Criminal case. The criminal justice process is the system that exists to try people for crimes for which they have been charged. The burden of proof in a criminal case is on the government, and it requires proof of the crime beyond a reasonable doubt. Thus, in order to be convicted of a crime, the government must prove to the satisfaction of 12 jurors that the person charged with a crime committed the crime beyond a reasonable doubt. Under the U.S. Constitution, all criminal defendants are presumed innocent until convicted, and they are entitled to a speedy trial.

 

The process often begins with the arrest by the police of the person suspected of committing a crime. In some cases, the process begins with an indictment by a grand jury. Following an indictment, an arrest warrant is issued and the suspect is arrested.

 

The next step is a bail hearing, at which time the judge hears the charges and decides if the accused should be released on bail or kept in custody. An accused will be kept in custody if, for example, the court is convinced that he or she might leave the country. At this hearing, the accused is informed of the charges and given the right to a public defender if he or she cannot afford an attorney.

 

The next step is a probable-cause hearing, at which time the judge hears the evidence and decides whether probable cause exists to believe the accused committed the crime. If probable cause does not exist, the accused is set free.

 

The next step is the arraignment, at which time the accused makes his or her plea. In Illinois, three pleas are possible: guilty, not guilty, and guilty but mentally ill.

 

If the accused pleads not guilty, and no plea bargain is reached, the trial is the next step. The prosecution goes first and makes an opening statement. The accused's attorney then makes an opening statement. The prosecution then calls witnesses, who are cross-examined by the accused's attorney. The accused calls witnesses, who are cross-examined by the prosecution. The prosecution makes closing arguments, followed by the accused's attorney's closing argument. The jury then renders a guilty or not guilty decision.

 

If the accused is found guilty, the next step is the sentencing. The law statutes set out the type of sentence that the judge can apply. The judge at the sentencing considers the evidence at trial; a pre-sentencing report; mitigating circumstances, if any; a statement made by the accused; and statements made by the victim or the victims relatives to reach a decision.

 

The accused is entitled to appeal any guilty verdicts. The prosecutor, however, cannot appeal a not guilty verdict because of the double-jeopardy rule, which says that someone cannot be tried twice for the same crime.

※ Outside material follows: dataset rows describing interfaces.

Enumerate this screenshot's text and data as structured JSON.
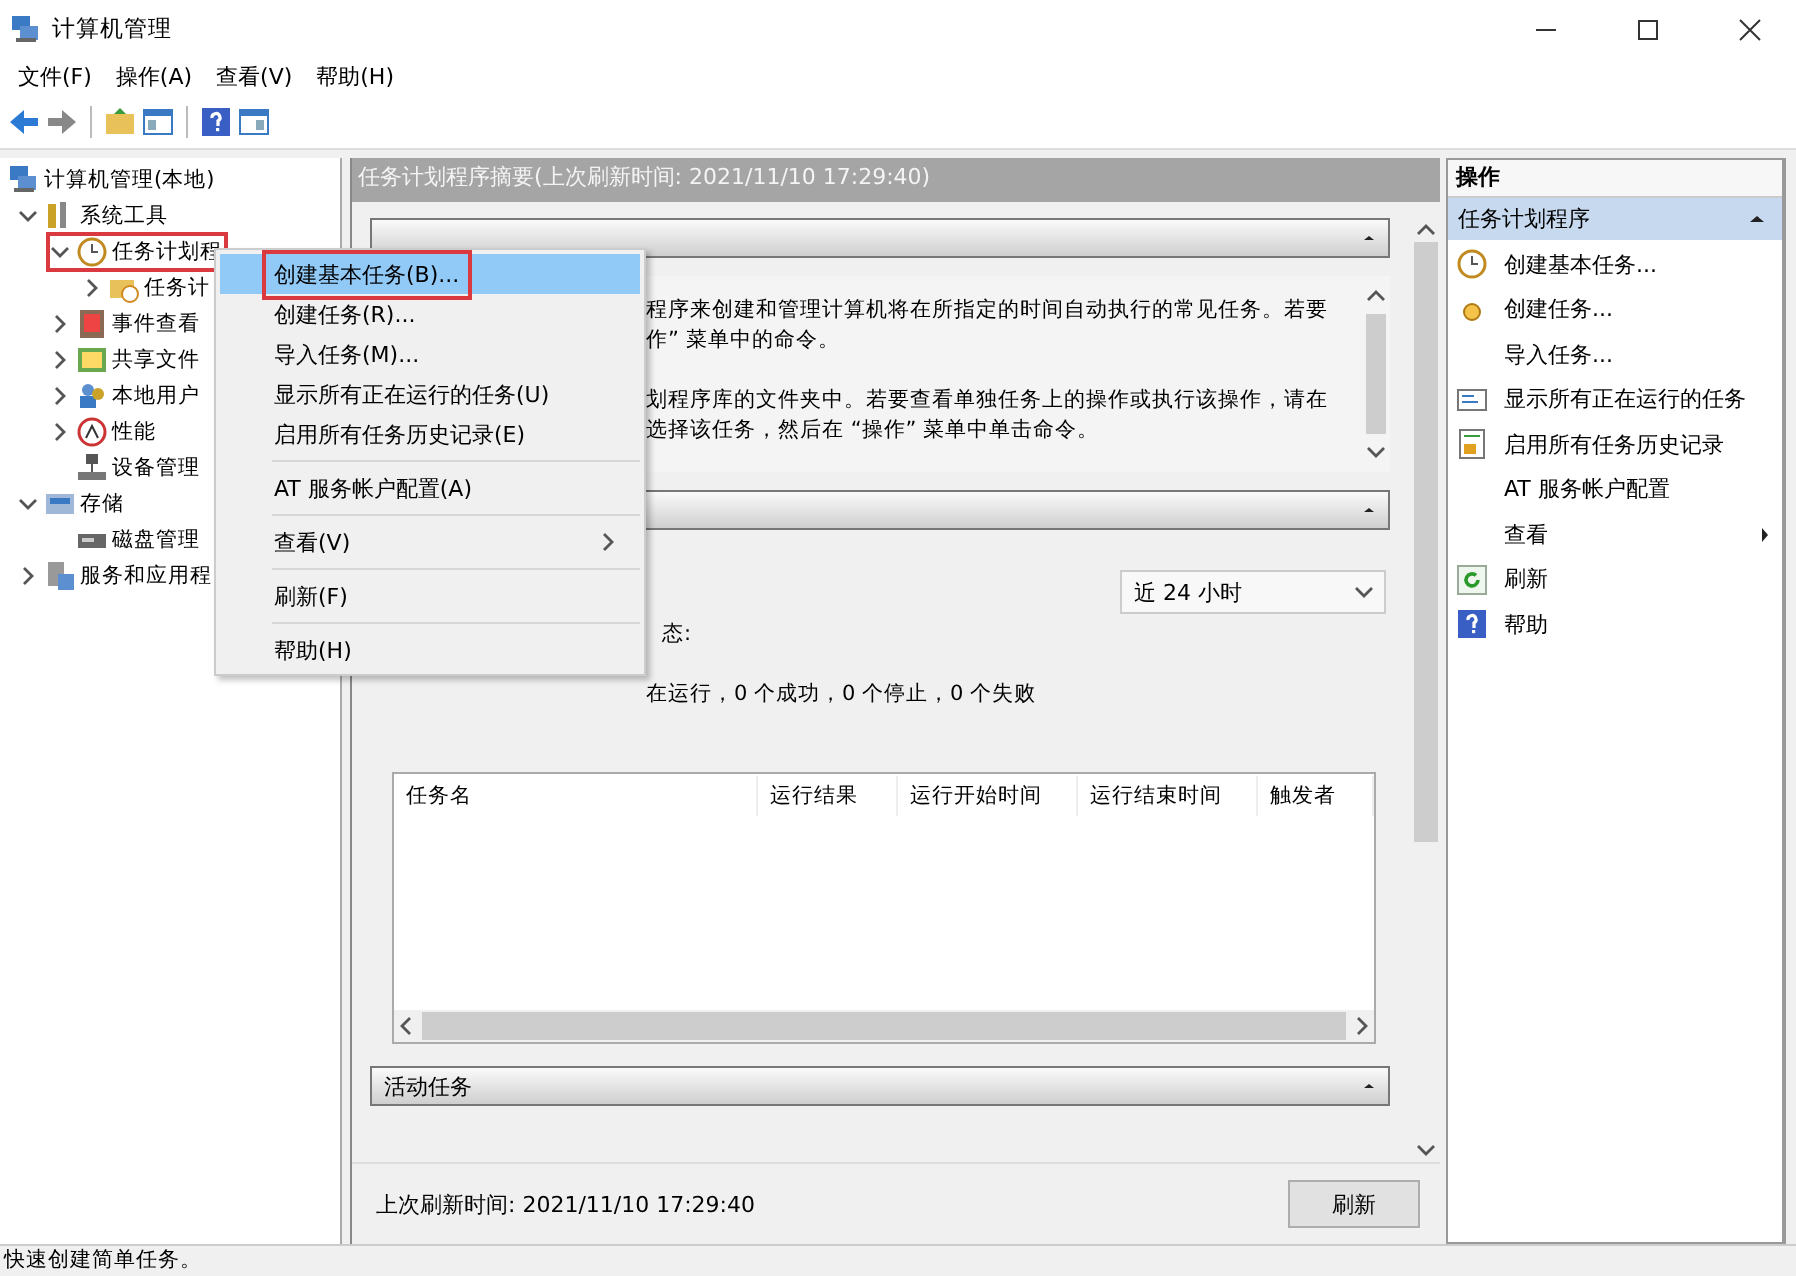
{
  "window": {
    "title": "计算机管理"
  },
  "menu_bar": [
    "文件(F)",
    "操作(A)",
    "查看(V)",
    "帮助(H)"
  ],
  "tree": [
    {
      "label": "计算机管理(本地)",
      "annotated": false,
      "children": [
        {
          "label": "系统工具",
          "expanded": true,
          "annotated": false,
          "children": [
            {
              "label": "任务计划程",
              "expanded": true,
              "annotated": true,
              "children": [
                {
                  "label": "任务计",
                  "expanded": false,
                  "annotated": false
                }
              ]
            },
            {
              "label": "事件查看",
              "expanded": false,
              "annotated": false
            },
            {
              "label": "共享文件",
              "expanded": false,
              "annotated": false
            },
            {
              "label": "本地用户",
              "expanded": false,
              "annotated": false
            },
            {
              "label": "性能",
              "expanded": false,
              "annotated": false
            },
            {
              "label": "设备管理",
              "annotated": false
            }
          ]
        },
        {
          "label": "存储",
          "expanded": true,
          "annotated": false,
          "children": [
            {
              "label": "磁盘管理",
              "annotated": false
            }
          ]
        },
        {
          "label": "服务和应用程",
          "expanded": false,
          "annotated": false
        }
      ]
    }
  ],
  "summary": {
    "title": "任务计划程序摘要(上次刷新时间: 2021/11/10 17:29:40)",
    "sections": [
      {
        "kind": "overview",
        "expanded": true,
        "paragraphs": [
          [
            "程序来创建和管理计算机将在所指定的时间自动执行的常见任务。若要",
            "作” 菜单中的命令。"
          ],
          [
            "划程序库的文件夹中。若要查看单独任务上的操作或执行该操作，请在",
            "选择该任务，然后在 “操作” 菜单中单击命令。"
          ]
        ]
      },
      {
        "kind": "status",
        "expanded": true,
        "status_label": "态:",
        "period": "近 24 小时",
        "counts": "在运行，0 个成功，0 个停止，0 个失败",
        "columns": [
          "任务名",
          "运行结果",
          "运行开始时间",
          "运行结束时间",
          "触发者"
        ]
      },
      {
        "kind": "active",
        "expanded": true,
        "title": "活动任务"
      }
    ],
    "last_refresh": "上次刷新时间: 2021/11/10 17:29:40",
    "refresh_button": "刷新"
  },
  "actions": {
    "header": "操作",
    "group": {
      "title": "任务计划程序",
      "expanded": true
    },
    "items": [
      {
        "label": "创建基本任务...",
        "submenu": false
      },
      {
        "label": "创建任务...",
        "submenu": false
      },
      {
        "label": "导入任务...",
        "submenu": false
      },
      {
        "label": "显示所有正在运行的任务",
        "submenu": false
      },
      {
        "label": "启用所有任务历史记录",
        "submenu": false
      },
      {
        "label": "AT 服务帐户配置",
        "submenu": false
      },
      {
        "label": "查看",
        "submenu": true
      },
      {
        "label": "刷新",
        "submenu": false
      },
      {
        "label": "帮助",
        "submenu": false
      }
    ]
  },
  "context_menu": {
    "items": [
      {
        "kind": "item",
        "label": "创建基本任务(B)...",
        "selected": true,
        "annotated": true,
        "submenu": false
      },
      {
        "kind": "item",
        "label": "创建任务(R)...",
        "selected": false,
        "annotated": false,
        "submenu": false
      },
      {
        "kind": "item",
        "label": "导入任务(M)...",
        "selected": false,
        "annotated": false,
        "submenu": false
      },
      {
        "kind": "item",
        "label": "显示所有正在运行的任务(U)",
        "selected": false,
        "annotated": false,
        "submenu": false
      },
      {
        "kind": "item",
        "label": "启用所有任务历史记录(E)",
        "selected": false,
        "annotated": false,
        "submenu": false
      },
      {
        "kind": "separator"
      },
      {
        "kind": "item",
        "label": "AT 服务帐户配置(A)",
        "selected": false,
        "annotated": false,
        "submenu": false
      },
      {
        "kind": "separator"
      },
      {
        "kind": "item",
        "label": "查看(V)",
        "selected": false,
        "annotated": false,
        "submenu": true
      },
      {
        "kind": "separator"
      },
      {
        "kind": "item",
        "label": "刷新(F)",
        "selected": false,
        "annotated": false,
        "submenu": false
      },
      {
        "kind": "separator"
      },
      {
        "kind": "item",
        "label": "帮助(H)",
        "selected": false,
        "annotated": false,
        "submenu": false
      }
    ]
  },
  "status_bar": "快速创建简单任务。"
}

This IS NOT intended to be legal advice or in any way replace the advice and judgment of a licensed lawyer. Every case and situation is unique and only a licensed lawyer can offer legal advice which is appropriate for your situation